§ **Problem to solve**
Copy the data below exactly, but not the pictures it contains.

----- Records shown -----

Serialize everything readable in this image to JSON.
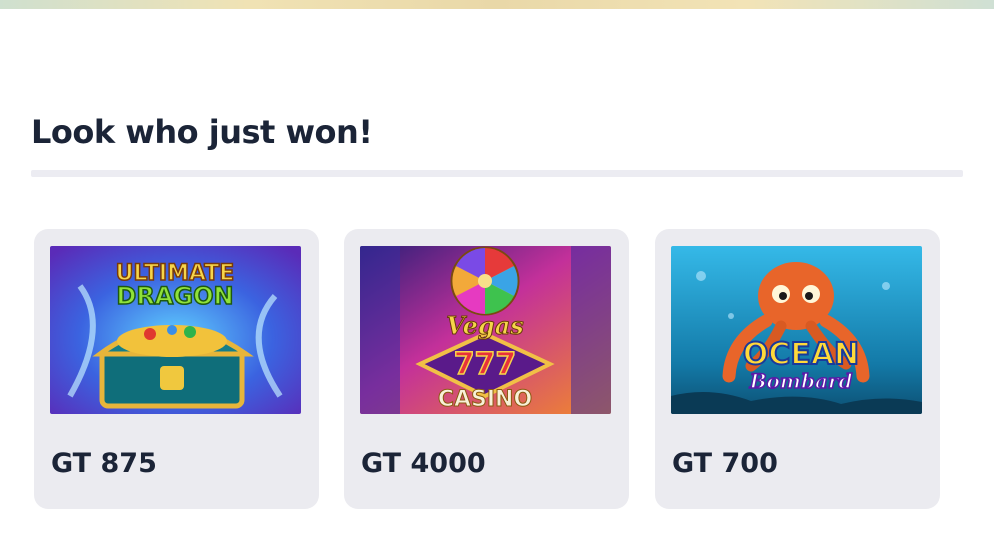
{
  "section": {
    "title": "Look who just won!"
  },
  "winners": [
    {
      "game": "Ultimate Dragon",
      "logo_line1": "ULTIMATE",
      "logo_line2": "DRAGON",
      "amount": "GT 875",
      "thumb_icon": "treasure-chest-icon"
    },
    {
      "game": "Vegas 777 Casino",
      "logo_line1": "Vegas",
      "logo_line2": "777",
      "logo_line3": "CASINO",
      "amount": "GT 4000",
      "thumb_icon": "fortune-wheel-icon"
    },
    {
      "game": "Ocean Bombard",
      "logo_line1": "OCEAN",
      "logo_line2": "Bombard",
      "amount": "GT 700",
      "thumb_icon": "octopus-icon"
    }
  ]
}
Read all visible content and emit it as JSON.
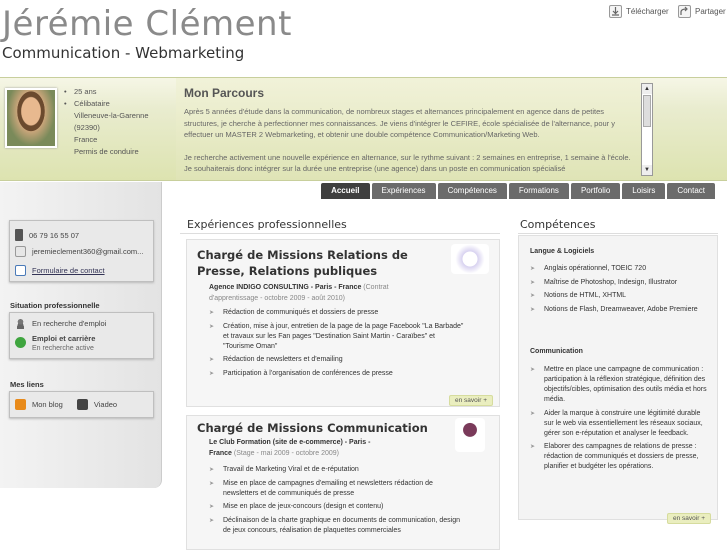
{
  "header": {
    "name": "Jérémie  Clément",
    "subtitle": "Communication - Webmarketing",
    "download_label": "Télécharger",
    "share_label": "Partager"
  },
  "profile": {
    "infos": [
      "25 ans",
      "Célibataire",
      "Villeneuve-la-Garenne",
      "(92390)",
      "France",
      "Permis de conduire"
    ]
  },
  "parcours": {
    "title": "Mon Parcours",
    "p1": "Après 5 années d'étude dans la communication, de nombreux stages et alternances principalement en agence dans de petites structures, je cherche à perfectionner mes connaissances. Je viens d'intégrer le CEFIRE, école spécialisée de l'alternance, pour y effectuer un MASTER 2 Webmarketing, et obtenir une double compétence Communication/Marketing Web.",
    "p2": "Je recherche activement une nouvelle expérience en alternance, sur le rythme suivant : 2 semaines en entreprise, 1 semaine à l'école. Je souhaiterais donc intégrer sur la durée une entreprise (une agence) dans un poste en communication spécialisé"
  },
  "nav": [
    "Accueil",
    "Expériences",
    "Compétences",
    "Formations",
    "Portfolio",
    "Loisirs",
    "Contact"
  ],
  "contact": {
    "phone": "06 79 16 55 07",
    "email": "jeremieclement360@gmail.com...",
    "form": "Formulaire de contact"
  },
  "situation": {
    "title": "Situation professionnelle",
    "status": "En recherche d'emploi",
    "job_title": "Emploi et carrière",
    "job_sub": "En recherche active"
  },
  "links": {
    "title": "Mes liens",
    "blog": "Mon blog",
    "viadeo": "Viadeo"
  },
  "experiences": {
    "title": "Expériences professionnelles",
    "more": "en savoir +",
    "items": [
      {
        "title1": "Chargé de Missions Relations de",
        "title2": "Presse, Relations publiques",
        "org1": "Agence INDIGO CONSULTING - Paris - France",
        "contract1": " (Contrat",
        "org2": "d'apprentissage - octobre 2009 - août 2010)",
        "bullets": [
          "Rédaction de communiqués et dossiers de presse",
          "Création, mise à jour, entretien de la page de la page Facebook \"La Barbade\" et travaux sur les Fan pages \"Destination Saint Martin - Caraïbes\" et \"Tourisme Oman\"",
          "Rédaction de newsletters et d'emailing",
          "Participation à l'organisation de conférences de presse"
        ]
      },
      {
        "title1": "Chargé de Missions Communication",
        "org1": "Le Club Formation (site de e-commerce) - Paris -",
        "org2a": "France",
        "org2b": " (Stage - mai 2009 - octobre 2009)",
        "bullets": [
          "Travail de Marketing Viral et de e-réputation",
          "Mise en place de campagnes d'emailing et newsletters rédaction de newsletters et de communiqués de presse",
          "Mise en place de jeux-concours (design et contenu)",
          "Déclinaison de la charte graphique en documents de communication, design de jeux concours, réalisation de plaquettes commerciales"
        ]
      }
    ]
  },
  "competences": {
    "title": "Compétences",
    "more": "en savoir +",
    "g1_title": "Langue & Logiciels",
    "g1": [
      "Anglais opérationnel, TOEIC 720",
      "Maîtrise de Photoshop, Indesign, Illustrator",
      "Notions de HTML, XHTML",
      "Notions de Flash, Dreamweaver, Adobe Premiere"
    ],
    "g2_title": "Communication",
    "g2": [
      "Mettre en place une campagne de communication : participation à la réflexion stratégique, définition des objectifs/cibles, optimisation des outils média et hors média.",
      "Aider la marque à construire une légitimité durable sur le web via essentiellement les réseaux sociaux, gérer son e-réputation et analyser le feedback.",
      "Elaborer des campagnes de relations de presse : rédaction de communiqués et dossiers de presse, planifier et budgéter les opérations."
    ]
  }
}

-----

§ **Written solution**
Serialize everything readable in this image to JSON.
{
  "section": {
    "title": "Look who just won!"
  },
  "winners": [
    {
      "game": "Ultimate Dragon",
      "logo_line1": "ULTIMATE",
      "logo_line2": "DRAGON",
      "amount": "GT 875",
      "thumb_icon": "treasure-chest-icon"
    },
    {
      "game": "Vegas 777 Casino",
      "logo_line1": "Vegas",
      "logo_line2": "777",
      "logo_line3": "CASINO",
      "amount": "GT 4000",
      "thumb_icon": "fortune-wheel-icon"
    },
    {
      "game": "Ocean Bombard",
      "logo_line1": "OCEAN",
      "logo_line2": "Bombard",
      "amount": "GT 700",
      "thumb_icon": "octopus-icon"
    }
  ]
}
Read all visible content and emit it as JSON.
{
  "header": {
    "name": "Jérémie  Clément",
    "subtitle": "Communication - Webmarketing",
    "download_label": "Télécharger",
    "share_label": "Partager"
  },
  "profile": {
    "infos": [
      "25 ans",
      "Célibataire",
      "Villeneuve-la-Garenne",
      "(92390)",
      "France",
      "Permis de conduire"
    ]
  },
  "parcours": {
    "title": "Mon Parcours",
    "p1": "Après 5 années d'étude dans la communication, de nombreux stages et alternances principalement en agence dans de petites structures, je cherche à perfectionner mes connaissances. Je viens d'intégrer le CEFIRE, école spécialisée de l'alternance, pour y effectuer un MASTER 2 Webmarketing, et obtenir une double compétence Communication/Marketing Web.",
    "p2": "Je recherche activement une nouvelle expérience en alternance, sur le rythme suivant : 2 semaines en entreprise, 1 semaine à l'école. Je souhaiterais donc intégrer sur la durée une entreprise (une agence) dans un poste en communication spécialisé"
  },
  "nav": [
    "Accueil",
    "Expériences",
    "Compétences",
    "Formations",
    "Portfolio",
    "Loisirs",
    "Contact"
  ],
  "contact": {
    "phone": "06 79 16 55 07",
    "email": "jeremieclement360@gmail.com...",
    "form": "Formulaire de contact"
  },
  "situation": {
    "title": "Situation professionnelle",
    "status": "En recherche d'emploi",
    "job_title": "Emploi et carrière",
    "job_sub": "En recherche active"
  },
  "links": {
    "title": "Mes liens",
    "blog": "Mon blog",
    "viadeo": "Viadeo"
  },
  "experiences": {
    "title": "Expériences professionnelles",
    "more": "en savoir +",
    "items": [
      {
        "title1": "Chargé de Missions Relations de",
        "title2": "Presse, Relations publiques",
        "org1": "Agence INDIGO CONSULTING - Paris - France",
        "contract1": " (Contrat",
        "org2": "d'apprentissage - octobre 2009 - août 2010)",
        "bullets": [
          "Rédaction de communiqués et dossiers de presse",
          "Création, mise à jour, entretien de la page de la page Facebook \"La Barbade\" et travaux sur les Fan pages \"Destination Saint Martin - Caraïbes\" et \"Tourisme Oman\"",
          "Rédaction de newsletters et d'emailing",
          "Participation à l'organisation de conférences de presse"
        ]
      },
      {
        "title1": "Chargé de Missions Communication",
        "org1": "Le Club Formation (site de e-commerce) - Paris -",
        "org2a": "France",
        "org2b": " (Stage - mai 2009 - octobre 2009)",
        "bullets": [
          "Travail de Marketing Viral et de e-réputation",
          "Mise en place de campagnes d'emailing et newsletters rédaction de newsletters et de communiqués de presse",
          "Mise en place de jeux-concours (design et contenu)",
          "Déclinaison de la charte graphique en documents de communication, design de jeux concours, réalisation de plaquettes commerciales"
        ]
      }
    ]
  },
  "competences": {
    "title": "Compétences",
    "more": "en savoir +",
    "g1_title": "Langue & Logiciels",
    "g1": [
      "Anglais opérationnel, TOEIC 720",
      "Maîtrise de Photoshop, Indesign, Illustrator",
      "Notions de HTML, XHTML",
      "Notions de Flash, Dreamweaver, Adobe Premiere"
    ],
    "g2_title": "Communication",
    "g2": [
      "Mettre en place une campagne de communication : participation à la réflexion stratégique, définition des objectifs/cibles, optimisation des outils média et hors média.",
      "Aider la marque à construire une légitimité durable sur le web via essentiellement les réseaux sociaux, gérer son e-réputation et analyser le feedback.",
      "Elaborer des campagnes de relations de presse : rédaction de communiqués et dossiers de presse, planifier et budgéter les opérations."
    ]
  }
}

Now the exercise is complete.